HISTORIC PRESS RELEASE : Chancellor Gordon Brown Announces Proposals to Make it Easier for Business Angels to Invest in Small Companies [October 1999]

The press release issued by HM Treasury on 28 October 1999.

Small companies will find it easier to access capital from ‘business angels’ under new proposals announced by the Chancellor Gordon Brown today.

In the second consultation document on Financial Promotion, under the new Financial Services and Markets Bill, the Government proposes to lighten the touch of regulation where companies are attempting to gain access to funding from sophisticated and high net worth private individuals – so called ‘business angels’.

Announcing the proposals at the UK Internet Summit, the Chancellor said:

“The City of London is one of the largest and highly regarded financial centres in the world. It is vital that we develop a regulatory regime to enable its continued growth and to promote innovation and development in an increasingly technological age.

“This paper demonstrates our commitment to helping start up companies in the information technology and other rapidly growing business sectors gain access to capital.”

The consultation document proposes an exemption for certain promotions to allow capital raising, in the form of shares or debentures, for small companies to individuals with:

  • a minimum annual gross income of between £75,000 and £100,000 or;
  • or minimum net assets (excluding principal residence) of between £200,000 and £300,000.

The UK has looked at the regulatory regimes in the US and Australia where ‘business angels’ have played an important part in financing business start-ups.

However, to ensure adequate protection for the ‘business angels’ the consultation document proposes that the promoter must disclose a number of important facts to potential investors including:

  • an indication that the promotion has not been approved by an authorised person under the Financial Services and Markets Bill;
  • the meaning of high net worth;
  • a risk warning concerning the maximum amount which the investor could lose; and
  • an indication that any investor who has any doubts should consult a suitably qualified adviser.

The Financial Promotion consultation paper proposes legislation which is designed to embrace the technological revolution and to keep up with increasing technological change in financial services, whilst maintaining appropriate levels of consumer protection and facilitating consumer choice. This paper is the second part of a two stage process begun in March this year. Today’s paper includes a draft statutory instrument for comment by interested parties.

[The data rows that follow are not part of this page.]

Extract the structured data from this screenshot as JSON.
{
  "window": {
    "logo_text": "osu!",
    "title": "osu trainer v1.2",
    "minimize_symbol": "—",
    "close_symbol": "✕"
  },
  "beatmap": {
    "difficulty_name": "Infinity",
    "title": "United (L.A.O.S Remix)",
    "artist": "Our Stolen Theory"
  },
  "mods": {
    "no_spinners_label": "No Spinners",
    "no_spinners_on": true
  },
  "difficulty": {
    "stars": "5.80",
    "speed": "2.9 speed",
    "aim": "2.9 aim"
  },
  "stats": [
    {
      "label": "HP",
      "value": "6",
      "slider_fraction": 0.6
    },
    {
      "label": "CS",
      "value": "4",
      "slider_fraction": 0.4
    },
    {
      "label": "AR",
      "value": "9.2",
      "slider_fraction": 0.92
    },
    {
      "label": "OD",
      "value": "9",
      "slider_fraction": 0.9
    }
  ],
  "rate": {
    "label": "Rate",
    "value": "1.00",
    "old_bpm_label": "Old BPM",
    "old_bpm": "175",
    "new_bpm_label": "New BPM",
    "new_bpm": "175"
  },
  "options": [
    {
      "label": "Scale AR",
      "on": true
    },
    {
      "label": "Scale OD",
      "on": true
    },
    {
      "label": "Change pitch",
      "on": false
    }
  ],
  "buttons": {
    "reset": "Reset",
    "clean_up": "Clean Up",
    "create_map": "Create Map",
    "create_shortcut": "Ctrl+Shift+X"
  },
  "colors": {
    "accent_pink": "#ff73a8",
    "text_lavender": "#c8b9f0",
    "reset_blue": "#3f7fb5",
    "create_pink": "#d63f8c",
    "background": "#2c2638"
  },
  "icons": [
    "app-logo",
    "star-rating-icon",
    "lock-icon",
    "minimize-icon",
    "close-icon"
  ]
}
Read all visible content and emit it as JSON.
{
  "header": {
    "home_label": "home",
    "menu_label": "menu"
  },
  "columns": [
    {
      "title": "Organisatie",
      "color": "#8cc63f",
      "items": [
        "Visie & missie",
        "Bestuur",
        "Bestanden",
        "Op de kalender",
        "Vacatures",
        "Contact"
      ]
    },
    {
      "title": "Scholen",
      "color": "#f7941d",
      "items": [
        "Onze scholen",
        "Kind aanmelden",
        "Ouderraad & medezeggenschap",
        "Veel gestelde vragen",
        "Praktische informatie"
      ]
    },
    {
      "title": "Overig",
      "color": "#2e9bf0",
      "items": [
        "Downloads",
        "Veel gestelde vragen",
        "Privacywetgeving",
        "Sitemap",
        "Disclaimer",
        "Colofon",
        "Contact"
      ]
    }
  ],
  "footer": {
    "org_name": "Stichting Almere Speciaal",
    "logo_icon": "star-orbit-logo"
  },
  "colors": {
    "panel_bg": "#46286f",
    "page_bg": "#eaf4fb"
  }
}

The promotion rules proposed by the Government in this paper reflect new opportunities offered by the Internet. By including the exemptions in secondary legislation, the Government will be able to keep them up to date as technology develops, and to respond to EU and wider international developments.